_TASK DETAILS:_
Return every record below exactly as written, omitting any pictures.

EXTRACTED DATA START

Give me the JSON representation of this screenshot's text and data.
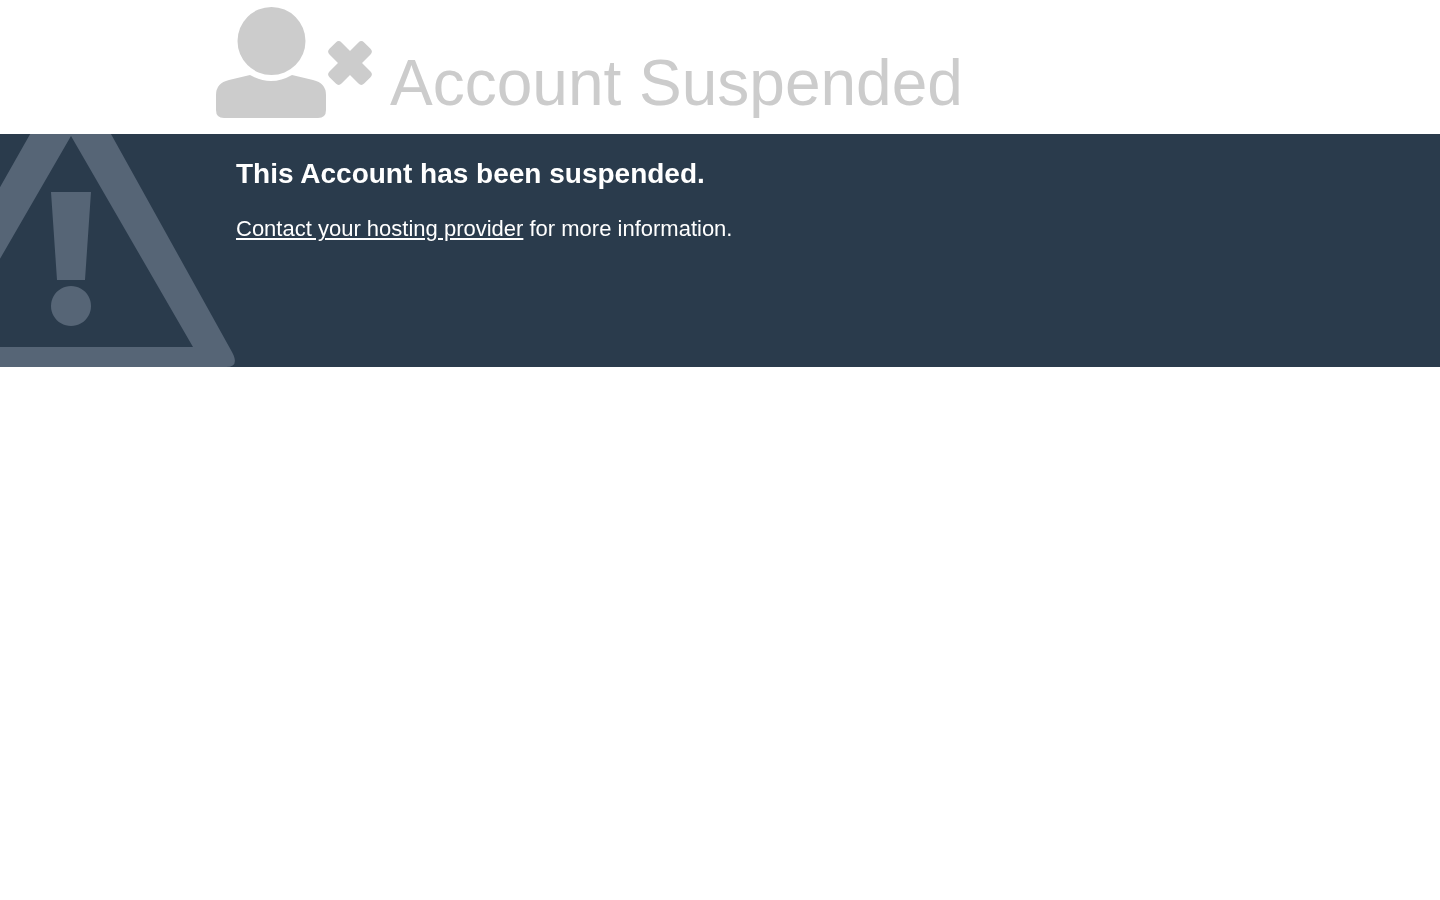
{
  "header": {
    "title": "Account Suspended"
  },
  "banner": {
    "heading": "This Account has been suspended.",
    "message": {
      "link": "Contact your hosting provider",
      "text": "for more information."
    }
  }
}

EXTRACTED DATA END

_EXERCISE SOLUTION:_
Give me the JSON representation of this screenshot's text and data.
{
  "header": {
    "title": "Account Suspended"
  },
  "banner": {
    "heading": "This Account has been suspended.",
    "message": {
      "link": "Contact your hosting provider",
      "text": "for more information."
    }
  }
}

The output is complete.